- [DATA LISTING]
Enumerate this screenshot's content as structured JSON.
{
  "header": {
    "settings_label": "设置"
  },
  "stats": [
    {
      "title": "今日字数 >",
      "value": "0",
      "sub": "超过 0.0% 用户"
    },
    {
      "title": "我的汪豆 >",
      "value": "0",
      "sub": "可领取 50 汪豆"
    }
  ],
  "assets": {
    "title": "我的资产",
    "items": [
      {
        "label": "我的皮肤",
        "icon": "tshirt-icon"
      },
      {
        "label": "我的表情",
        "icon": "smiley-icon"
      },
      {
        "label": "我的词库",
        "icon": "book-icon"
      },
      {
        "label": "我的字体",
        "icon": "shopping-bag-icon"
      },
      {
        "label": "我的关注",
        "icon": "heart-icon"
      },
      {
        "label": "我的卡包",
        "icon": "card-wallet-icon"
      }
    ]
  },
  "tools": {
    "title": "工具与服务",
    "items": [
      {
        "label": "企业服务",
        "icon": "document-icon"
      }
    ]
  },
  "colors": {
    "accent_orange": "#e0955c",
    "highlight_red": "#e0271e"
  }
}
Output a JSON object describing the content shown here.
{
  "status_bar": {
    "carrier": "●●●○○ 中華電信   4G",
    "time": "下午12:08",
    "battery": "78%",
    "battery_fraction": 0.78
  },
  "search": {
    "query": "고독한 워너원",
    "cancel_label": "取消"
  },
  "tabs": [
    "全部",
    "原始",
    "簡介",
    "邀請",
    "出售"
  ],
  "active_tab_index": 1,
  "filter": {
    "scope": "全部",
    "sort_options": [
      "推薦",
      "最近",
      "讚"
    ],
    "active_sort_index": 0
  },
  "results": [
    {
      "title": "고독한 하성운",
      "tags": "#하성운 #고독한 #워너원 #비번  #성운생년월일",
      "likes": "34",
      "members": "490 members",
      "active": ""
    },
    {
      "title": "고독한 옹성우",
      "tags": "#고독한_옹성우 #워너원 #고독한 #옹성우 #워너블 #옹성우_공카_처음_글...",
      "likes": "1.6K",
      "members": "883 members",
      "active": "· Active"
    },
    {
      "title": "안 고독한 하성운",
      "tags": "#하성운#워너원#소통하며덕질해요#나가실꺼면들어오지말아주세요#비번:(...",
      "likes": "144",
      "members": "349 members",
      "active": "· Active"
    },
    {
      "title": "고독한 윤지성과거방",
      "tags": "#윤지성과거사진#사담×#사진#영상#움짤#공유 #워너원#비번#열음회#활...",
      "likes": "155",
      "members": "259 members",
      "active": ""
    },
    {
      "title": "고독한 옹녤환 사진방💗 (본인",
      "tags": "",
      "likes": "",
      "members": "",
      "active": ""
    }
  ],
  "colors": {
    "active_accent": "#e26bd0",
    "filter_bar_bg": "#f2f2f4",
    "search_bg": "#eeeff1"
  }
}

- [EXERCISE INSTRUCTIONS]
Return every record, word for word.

- [EXPECTED ANSWER]
Enumerate this screenshot's content as structured JSON.
{
  "header": {
    "settings_label": "设置"
  },
  "stats": [
    {
      "title": "今日字数 >",
      "value": "0",
      "sub": "超过 0.0% 用户"
    },
    {
      "title": "我的汪豆 >",
      "value": "0",
      "sub": "可领取 50 汪豆"
    }
  ],
  "assets": {
    "title": "我的资产",
    "items": [
      {
        "label": "我的皮肤",
        "icon": "tshirt-icon"
      },
      {
        "label": "我的表情",
        "icon": "smiley-icon"
      },
      {
        "label": "我的词库",
        "icon": "book-icon"
      },
      {
        "label": "我的字体",
        "icon": "shopping-bag-icon"
      },
      {
        "label": "我的关注",
        "icon": "heart-icon"
      },
      {
        "label": "我的卡包",
        "icon": "card-wallet-icon"
      }
    ]
  },
  "tools": {
    "title": "工具与服务",
    "items": [
      {
        "label": "企业服务",
        "icon": "document-icon"
      }
    ]
  },
  "colors": {
    "accent_orange": "#e0955c",
    "highlight_red": "#e0271e"
  }
}
Output a JSON object describing the content shown here.
{
  "status_bar": {
    "carrier": "●●●○○ 中華電信   4G",
    "time": "下午12:08",
    "battery": "78%",
    "battery_fraction": 0.78
  },
  "search": {
    "query": "고독한 워너원",
    "cancel_label": "取消"
  },
  "tabs": [
    "全部",
    "原始",
    "簡介",
    "邀請",
    "出售"
  ],
  "active_tab_index": 1,
  "filter": {
    "scope": "全部",
    "sort_options": [
      "推薦",
      "最近",
      "讚"
    ],
    "active_sort_index": 0
  },
  "results": [
    {
      "title": "고독한 하성운",
      "tags": "#하성운 #고독한 #워너원 #비번  #성운생년월일",
      "likes": "34",
      "members": "490 members",
      "active": ""
    },
    {
      "title": "고독한 옹성우",
      "tags": "#고독한_옹성우 #워너원 #고독한 #옹성우 #워너블 #옹성우_공카_처음_글...",
      "likes": "1.6K",
      "members": "883 members",
      "active": "· Active"
    },
    {
      "title": "안 고독한 하성운",
      "tags": "#하성운#워너원#소통하며덕질해요#나가실꺼면들어오지말아주세요#비번:(...",
      "likes": "144",
      "members": "349 members",
      "active": "· Active"
    },
    {
      "title": "고독한 윤지성과거방",
      "tags": "#윤지성과거사진#사담×#사진#영상#움짤#공유 #워너원#비번#열음회#활...",
      "likes": "155",
      "members": "259 members",
      "active": ""
    },
    {
      "title": "고독한 옹녤환 사진방💗 (본인",
      "tags": "",
      "likes": "",
      "members": "",
      "active": ""
    }
  ],
  "colors": {
    "active_accent": "#e26bd0",
    "filter_bar_bg": "#f2f2f4",
    "search_bg": "#eeeff1"
  }
}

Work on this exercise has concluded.